The Use of Phase Comparators in Frequency Measurement

by David Archer

Introduction Phase comparators are devices that measure the accumulated phase difference between a reference frequency standard and a frequency standard that is being characterized. The advantage of such of a device is that it can be used to continuously compare two frequency standards.

Typically these are connected to something like a strip chart recorder or to some sort of monitoring device so that the accumulated phase can recorded over a period of time.

This paper will cover the basic use of phase comparators in frequency standard characterization.

Background

A metric that characterizes the difference between a frequency standard from a nominal frequency is called the fractional frequency deviation. The fractional frequency deviation is defined as where f is the frequency of the standard, and f0 is the nominal frequency. This ratio is usually expressed in parts, for instance a good crystal oscillator might have a specification of 1 part in 108 over some timescale.

A sinusoidal waveform x(t) is of the form where F(t) is called the phase of the sinusoid. A sinusoid of frequency f0 has a phase of the form One can define the instantaneous frequency by In the case where the frequency can be a function of time, deviating from the nominal frequency, one can write the phase as From this it follows that the fractional frequency deviation at time t can be found from: If the accumulated phase over a time Δt is Δφ the average fractional frequency difference between the standard and the frequency standard being tested over that time interval is: and the average frequency of the DUT is It should be noted that all the phases here are measured in radians. To convert these formulas into ones involving phase in degrees, replace 2π by 360 wherever it occurs.

Uncertainty

This analysis starts with the expression for the DUT frequency when the phase comparator measures phase in degrees Assuming for the moment that the long-term uncertainty of the frequency of the standard expected over the time interval of the measurement is δf0, the phase measurement uncertainty is δφ, and the uncertainty of the time interval of the recording device is δt; one can determine that the worst-case uncertainty of the frequency of the DUT is Notice that one can never do any better than the uncertainty of the frequency standard, as expected; but the last two terms decrease in time. This indicates that if one waits long enough, the uncertainty approaches that of the standard. This is not exactly true, as the uncertainty of the standard will in general not be constant over time, and there are other assumptions made here that are not valid over all time scales. This is reasonably accurate though over most lab time scales.

Looking at this equation another way, it tells how long one has to measure the accumulated phase change in order to keep the measurement at a certain level of uncertainty.

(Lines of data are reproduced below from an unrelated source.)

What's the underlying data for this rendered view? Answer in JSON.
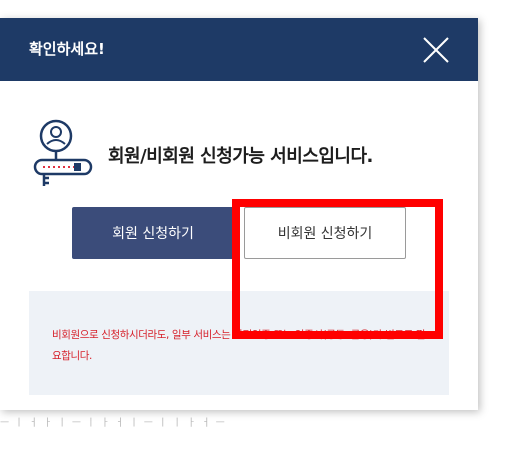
{
  "background": {
    "faint_text": "ㅡ ㅣ ㅓ ㅏ ㅣ ㅡ ㅣ ㅏ ㅓ ㅣ ㅡ ㅣ ㅣ ㅏ ㅓ ㅡ"
  },
  "modal": {
    "title": "확인하세요!",
    "close_icon": "close-icon",
    "info_icon": "member-key-icon",
    "info_text": "회원/비회원 신청가능 서비스입니다.",
    "member_button_label": "회원 신청하기",
    "nonmember_button_label": "비회원 신청하기",
    "notice_text": "비회원으로 신청하시더라도, 일부 서비스는 간편인증 또는 인증서(공동, 금융)가 별도로 필요합니다."
  },
  "colors": {
    "header": "#1e3a66",
    "member_button": "#3b4c7a",
    "notice_text": "#d6202a",
    "notice_bg": "#eef2f7",
    "highlight": "#ff0000"
  }
}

The uncertainty in the fractional frequency deviation is just .

Since y is a direct measure of the uncertainty in the DUT, one can define the TUR of the measurement as .

Assuming one has an accurate enough frequency standard where a 4:1 TUR is possible, this TUR can only be achieved if the measurement time Δt is long enough such that The accumulated phase shift is maximum when Substituting this into the previous equation and one obtains for the minimum time to maintain a 4:1 TUR This equation is only valid if ,

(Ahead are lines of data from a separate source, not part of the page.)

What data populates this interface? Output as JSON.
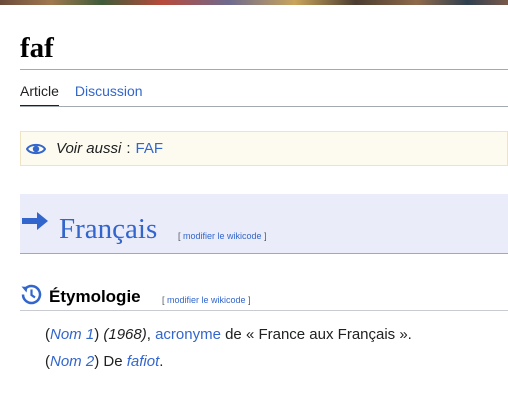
{
  "page": {
    "title": "faf"
  },
  "tabs": [
    {
      "label": "Article",
      "active": true
    },
    {
      "label": "Discussion",
      "active": false
    }
  ],
  "notice": {
    "label": "Voir aussi",
    "separator": ":",
    "link": "FAF"
  },
  "language": {
    "name": "Français",
    "edit_open": "[",
    "edit_label": "modifier le wikicode",
    "edit_close": "]"
  },
  "section": {
    "name": "Étymologie",
    "edit_open": "[",
    "edit_label": "modifier le wikicode",
    "edit_close": "]"
  },
  "definitions": [
    {
      "open": "(",
      "tag": "Nom 1",
      "close": ")",
      "date": "(1968)",
      "comma": ",",
      "link": "acronyme",
      "rest": "de « France aux Français »."
    },
    {
      "open": "(",
      "tag": "Nom 2",
      "close": ")",
      "text": "De",
      "link": "fafiot",
      "end": "."
    }
  ],
  "colors": {
    "link": "#3366cc",
    "lang_band": "#eaecf9",
    "notice_bg": "#fdfbef"
  },
  "icons": {
    "notice": "eye-icon",
    "language": "arrow-right-icon",
    "section": "history-clock-icon"
  }
}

that is the standard must be greater than 4 times better than the spec one is trying to verify.

Conclusion

The basic use of phase comparators has been described, along with a basic uncertainty analysis. The minimum time required to record data in order to meet a 4:1 TUR in the measurement was also derived, assuming that the frequency standard is sufficiently accurate.

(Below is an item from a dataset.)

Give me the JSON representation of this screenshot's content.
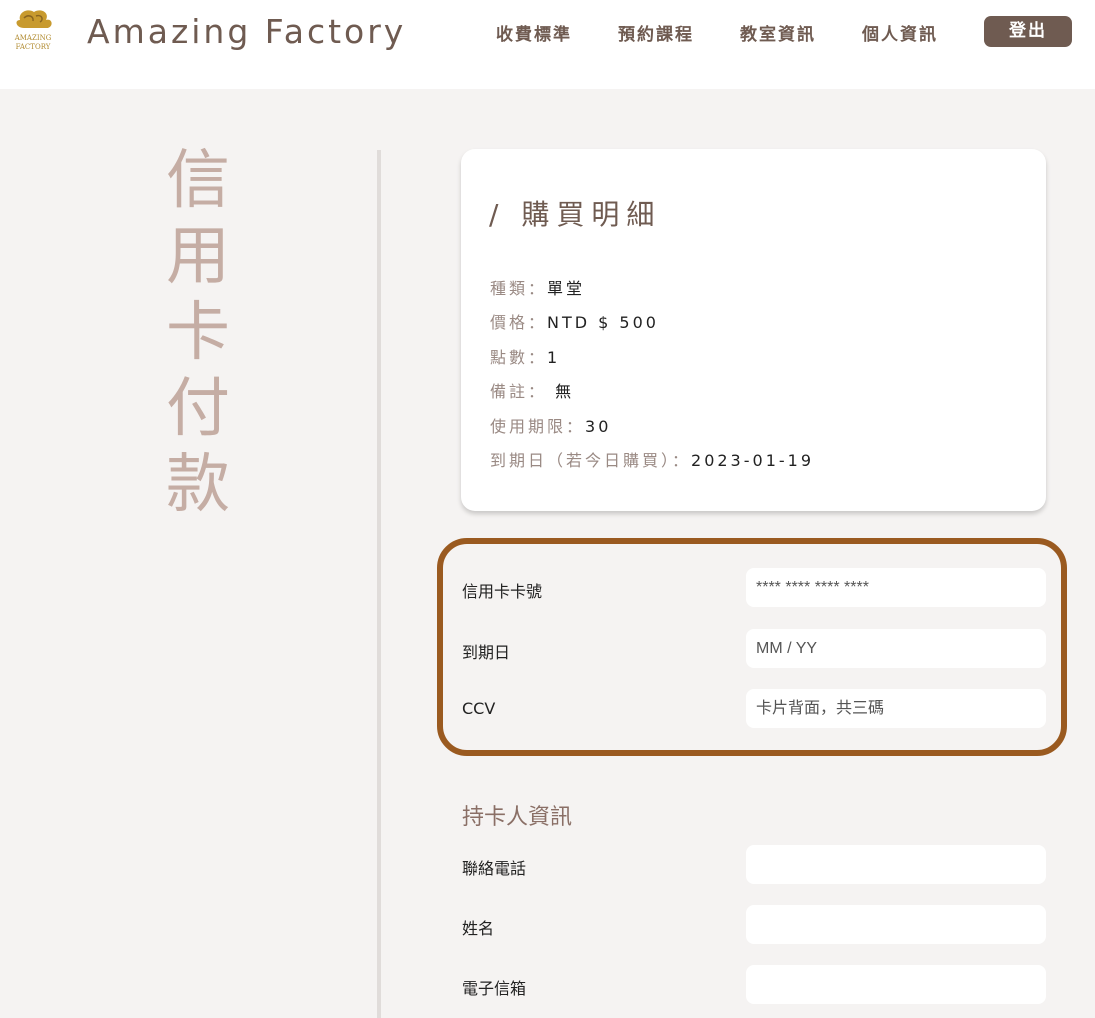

The phase comparator is still in use in many standards labs for the comparison of frequency, although it is older technology. For long-term monitoring of frequency standards it is very useful.